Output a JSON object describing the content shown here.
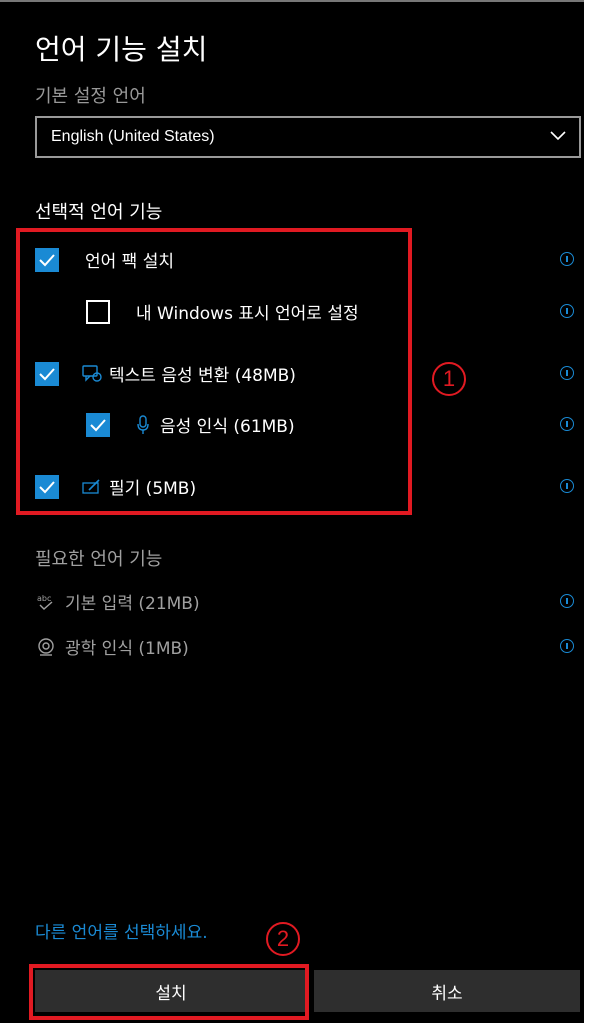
{
  "title": "언어 기능 설치",
  "preferred_language": {
    "label": "기본 설정 언어",
    "selected": "English (United States)"
  },
  "optional_features": {
    "title": "선택적 언어 기능",
    "items": [
      {
        "label": "언어 팩 설치",
        "checked": true
      },
      {
        "label": "내 Windows 표시 언어로 설정",
        "checked": false
      },
      {
        "label": "텍스트 음성 변환 (48MB)",
        "checked": true,
        "icon": "speech-bubble-icon"
      },
      {
        "label": "음성 인식 (61MB)",
        "checked": true,
        "icon": "microphone-icon"
      },
      {
        "label": "필기 (5MB)",
        "checked": true,
        "icon": "pen-icon"
      }
    ]
  },
  "required_features": {
    "title": "필요한 언어 기능",
    "items": [
      {
        "label": "기본 입력 (21MB)",
        "icon": "abc-spellcheck-icon"
      },
      {
        "label": "광학 인식 (1MB)",
        "icon": "ocr-eye-icon"
      }
    ]
  },
  "annotations": {
    "one": "1",
    "two": "2"
  },
  "choose_other_language_link": "다른 언어를 선택하세요.",
  "buttons": {
    "install": "설치",
    "cancel": "취소"
  },
  "colors": {
    "accent": "#1a8ad4",
    "highlight": "#e11a22",
    "background": "#000000"
  }
}
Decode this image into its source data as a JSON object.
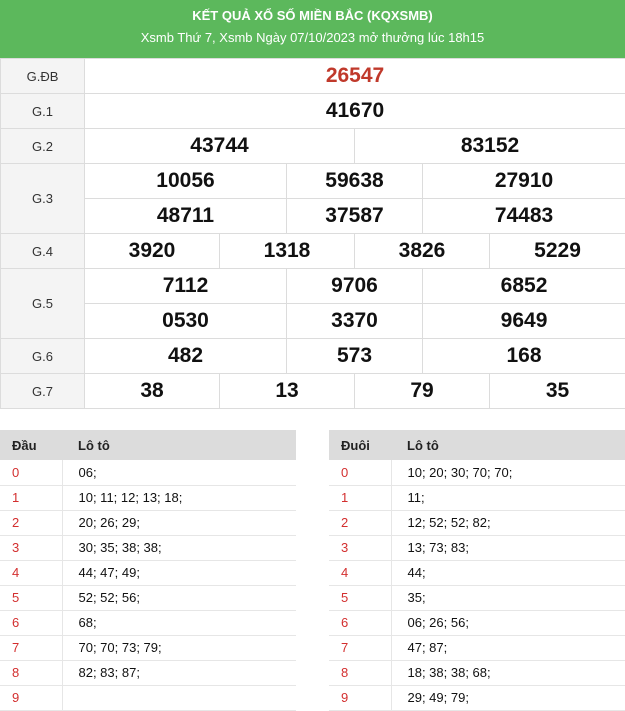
{
  "header": {
    "title": "KẾT QUẢ XỔ SỐ MIỀN BẮC (KQXSMB)",
    "subtitle": "Xsmb Thứ 7, Xsmb Ngày 07/10/2023 mở thưởng lúc 18h15"
  },
  "prizes": {
    "gdb": {
      "label": "G.ĐB",
      "numbers": [
        "26547"
      ]
    },
    "g1": {
      "label": "G.1",
      "numbers": [
        "41670"
      ]
    },
    "g2": {
      "label": "G.2",
      "numbers": [
        "43744",
        "83152"
      ]
    },
    "g3": {
      "label": "G.3",
      "numbers": [
        "10056",
        "59638",
        "27910",
        "48711",
        "37587",
        "74483"
      ]
    },
    "g4": {
      "label": "G.4",
      "numbers": [
        "3920",
        "1318",
        "3826",
        "5229"
      ]
    },
    "g5": {
      "label": "G.5",
      "numbers": [
        "7112",
        "9706",
        "6852",
        "0530",
        "3370",
        "9649"
      ]
    },
    "g6": {
      "label": "G.6",
      "numbers": [
        "482",
        "573",
        "168"
      ]
    },
    "g7": {
      "label": "G.7",
      "numbers": [
        "38",
        "13",
        "79",
        "35"
      ]
    }
  },
  "dau": {
    "col1": "Đầu",
    "col2": "Lô tô",
    "rows": [
      {
        "k": "0",
        "v": "06;"
      },
      {
        "k": "1",
        "v": "10; 11; 12; 13; 18;"
      },
      {
        "k": "2",
        "v": "20; 26; 29;"
      },
      {
        "k": "3",
        "v": "30; 35; 38; 38;"
      },
      {
        "k": "4",
        "v": "44; 47; 49;"
      },
      {
        "k": "5",
        "v": "52; 52; 56;"
      },
      {
        "k": "6",
        "v": "68;"
      },
      {
        "k": "7",
        "v": "70; 70; 73; 79;"
      },
      {
        "k": "8",
        "v": "82; 83; 87;"
      },
      {
        "k": "9",
        "v": ""
      }
    ]
  },
  "duoi": {
    "col1": "Đuôi",
    "col2": "Lô tô",
    "rows": [
      {
        "k": "0",
        "v": "10; 20; 30; 70; 70;"
      },
      {
        "k": "1",
        "v": "11;"
      },
      {
        "k": "2",
        "v": "12; 52; 52; 82;"
      },
      {
        "k": "3",
        "v": "13; 73; 83;"
      },
      {
        "k": "4",
        "v": "44;"
      },
      {
        "k": "5",
        "v": "35;"
      },
      {
        "k": "6",
        "v": "06; 26; 56;"
      },
      {
        "k": "7",
        "v": "47; 87;"
      },
      {
        "k": "8",
        "v": "18; 38; 38; 68;"
      },
      {
        "k": "9",
        "v": "29; 49; 79;"
      }
    ]
  },
  "colors": {
    "header_bg": "#5cb85c",
    "special": "#c0392b",
    "loto_head": "#d32f2f"
  }
}
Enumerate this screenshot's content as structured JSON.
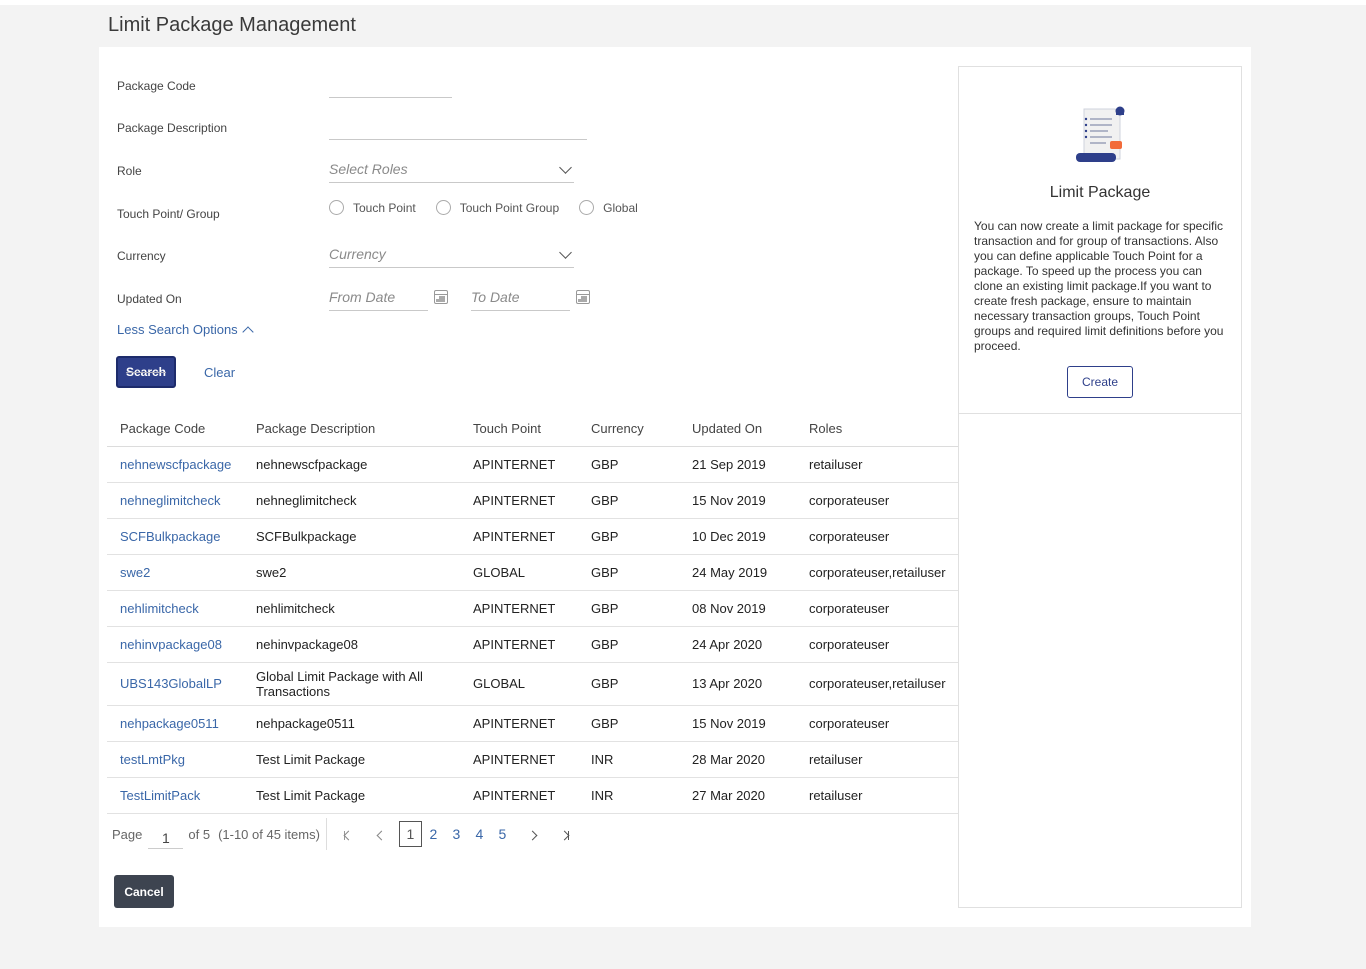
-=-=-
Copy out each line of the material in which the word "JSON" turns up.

ANSWER TO THIS EXERCISE —
Output a JSON object describing the content shown here.
Decode this image into its source data as a JSON object.
Enumerate this screenshot's content as structured JSON.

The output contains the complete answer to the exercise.